[PROVIDED ENTRIES Boundary: Start]

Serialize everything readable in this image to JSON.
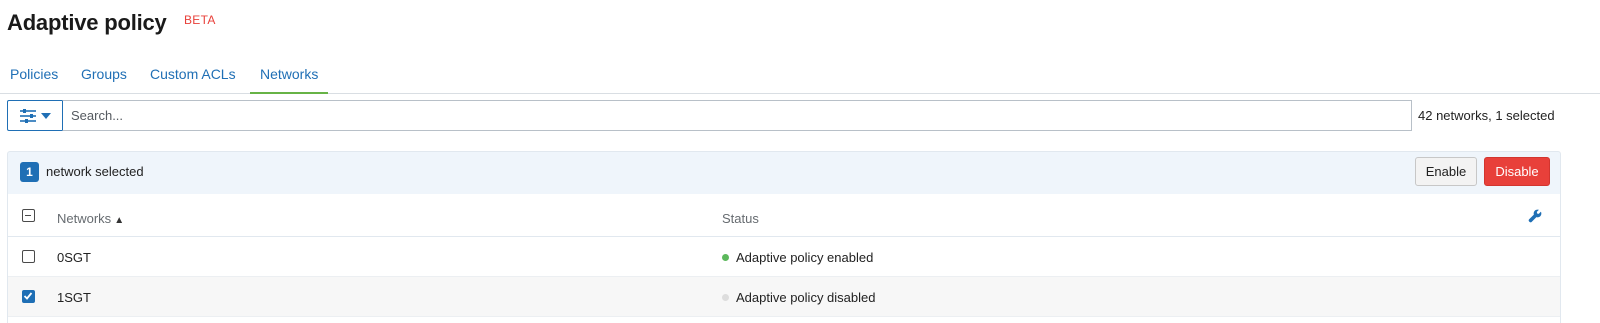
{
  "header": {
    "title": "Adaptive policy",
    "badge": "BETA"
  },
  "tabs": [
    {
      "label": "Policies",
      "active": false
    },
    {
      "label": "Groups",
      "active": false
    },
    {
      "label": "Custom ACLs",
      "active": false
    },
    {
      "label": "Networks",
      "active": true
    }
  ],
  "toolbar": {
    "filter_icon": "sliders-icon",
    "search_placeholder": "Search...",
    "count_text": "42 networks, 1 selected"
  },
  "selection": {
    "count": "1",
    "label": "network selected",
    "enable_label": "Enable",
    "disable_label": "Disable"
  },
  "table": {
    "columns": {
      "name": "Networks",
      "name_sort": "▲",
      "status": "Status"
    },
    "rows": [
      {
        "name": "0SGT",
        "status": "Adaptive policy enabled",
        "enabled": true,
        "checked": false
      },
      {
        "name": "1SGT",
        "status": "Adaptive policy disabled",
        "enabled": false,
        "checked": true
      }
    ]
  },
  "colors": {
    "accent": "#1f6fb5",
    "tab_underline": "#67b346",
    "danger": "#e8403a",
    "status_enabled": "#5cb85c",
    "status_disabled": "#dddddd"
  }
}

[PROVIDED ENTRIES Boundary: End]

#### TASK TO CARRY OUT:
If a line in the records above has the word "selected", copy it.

#### SOLVED EXERCISE:
    "count_text": "42 networks, 1 selected"
    "label": "network selected",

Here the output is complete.